The new Bradley County Justice Center was supposedly ordered by the Grand Jury to be built to relieve overcrowding and was to be designed to utilize staff to the maximum efficiency. Because Bradley County Sheriff Dan Gilley refuses to answer awkward questions from the press, I am forced to ask them in this forum.

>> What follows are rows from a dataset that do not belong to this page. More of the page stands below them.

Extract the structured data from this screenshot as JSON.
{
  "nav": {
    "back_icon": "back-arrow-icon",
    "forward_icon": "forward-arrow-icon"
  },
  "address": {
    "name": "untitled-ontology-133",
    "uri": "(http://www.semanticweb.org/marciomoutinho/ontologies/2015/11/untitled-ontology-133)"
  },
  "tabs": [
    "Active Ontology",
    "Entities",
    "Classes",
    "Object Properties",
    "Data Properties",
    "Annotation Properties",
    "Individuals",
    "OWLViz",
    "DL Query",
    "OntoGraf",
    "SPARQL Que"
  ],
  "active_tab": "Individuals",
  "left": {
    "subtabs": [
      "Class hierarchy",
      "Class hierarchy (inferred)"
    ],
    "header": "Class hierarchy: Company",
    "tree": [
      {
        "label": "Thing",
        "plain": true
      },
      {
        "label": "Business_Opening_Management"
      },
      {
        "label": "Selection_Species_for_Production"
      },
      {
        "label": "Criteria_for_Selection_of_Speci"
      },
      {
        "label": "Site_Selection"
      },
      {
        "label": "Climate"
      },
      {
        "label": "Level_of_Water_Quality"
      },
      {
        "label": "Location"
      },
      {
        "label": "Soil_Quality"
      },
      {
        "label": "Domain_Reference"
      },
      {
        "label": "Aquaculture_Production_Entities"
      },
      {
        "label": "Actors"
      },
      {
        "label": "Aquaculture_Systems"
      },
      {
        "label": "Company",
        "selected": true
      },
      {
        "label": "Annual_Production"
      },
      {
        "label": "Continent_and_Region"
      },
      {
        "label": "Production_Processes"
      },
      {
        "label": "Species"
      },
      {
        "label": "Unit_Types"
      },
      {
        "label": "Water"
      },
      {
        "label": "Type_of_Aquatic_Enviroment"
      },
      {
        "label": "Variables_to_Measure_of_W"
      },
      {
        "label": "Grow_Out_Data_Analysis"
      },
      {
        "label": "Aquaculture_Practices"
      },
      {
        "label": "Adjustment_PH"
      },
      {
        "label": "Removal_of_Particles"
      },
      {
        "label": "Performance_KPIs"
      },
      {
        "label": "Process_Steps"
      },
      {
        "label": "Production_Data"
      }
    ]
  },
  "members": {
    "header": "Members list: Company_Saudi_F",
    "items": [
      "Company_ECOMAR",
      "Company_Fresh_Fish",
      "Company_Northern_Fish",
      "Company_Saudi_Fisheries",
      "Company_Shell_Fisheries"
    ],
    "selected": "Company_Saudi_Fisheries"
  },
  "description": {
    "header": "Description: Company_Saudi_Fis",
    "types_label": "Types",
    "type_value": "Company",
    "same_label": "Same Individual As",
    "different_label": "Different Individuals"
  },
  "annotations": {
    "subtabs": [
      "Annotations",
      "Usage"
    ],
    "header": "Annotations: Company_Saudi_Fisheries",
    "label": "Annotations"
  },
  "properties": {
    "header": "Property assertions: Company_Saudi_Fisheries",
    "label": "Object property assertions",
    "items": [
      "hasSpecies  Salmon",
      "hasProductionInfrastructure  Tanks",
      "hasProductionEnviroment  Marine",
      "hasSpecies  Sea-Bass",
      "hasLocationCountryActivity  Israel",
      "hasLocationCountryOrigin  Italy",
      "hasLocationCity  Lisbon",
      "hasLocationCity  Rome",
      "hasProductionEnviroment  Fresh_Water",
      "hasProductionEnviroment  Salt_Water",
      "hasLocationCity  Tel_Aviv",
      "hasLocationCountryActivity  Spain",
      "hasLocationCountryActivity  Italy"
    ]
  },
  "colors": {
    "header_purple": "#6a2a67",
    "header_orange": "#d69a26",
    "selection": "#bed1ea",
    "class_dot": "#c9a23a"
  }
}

Why does the new facility require more staff to supervise the same amount of prisoners... and if the new jail will be filled with extra federal and state prisoners, why aren't they footing the bill? If they are paying for prisoner care but the money is being utilized to build a more expensive facility than was sanctioned by the community, with local funds used to supplement supervision cost, isn't that misleading the taxpayer? Also, if we fill the new jail as soon as it is built, what was the advantage of having it in the first place? A Citizen recently asked county commissioners if the old jail had a maintenance budget. Although he didn't elaborate, the inference was why wasn't the old jail maintained in good shape?
You may expect a flurry of smiling faces in the Cleveland Daily Banner next week, so look out for them and think of the Clintons. I have a feeling the new jail is destined to become a permanent festering sore on the county budget.
What do you think?
Pipes and whistles
A popular line for those demanding money for new and refurbished schools is the need to move into the twenty first century by installing the latest hard wired computer technology and internet connections. Director of Schools, Bob Taylor says Walker Valley High School is state-of-the-art, good for 20 years and should be used as a bench mark for improving other schools in the system. $60 million has been spent in the past few years with estimates in the $100 million mark as a final figure.
Anyone, anyone even casually familiar with computers will tell you that as far as computer technology is concerned only one thing can be relied upon - that is that no matter how advanced a system you buy, it will be outdated by next year. With the phenomenal advances in wireless technology and the ever changing operating systems, does Taylor expect Walker Valley to be state-of-the-art in five years time - is it state-of-the-art now? It is highly probable that in the not too distant future classrooms as we know them will be a relic of the past. The money being spent to upgrade to a bench mark technology may ultimately prove a costly mistake.
Every student in the Bradley County School system could be furnished with their own personal laptop or home PC for less than $8 million, probably less than $5 million but they would be obsolete in a few years. Anyone who owns a computer will tell you that chasing technology is a fruitless task.
What do you think?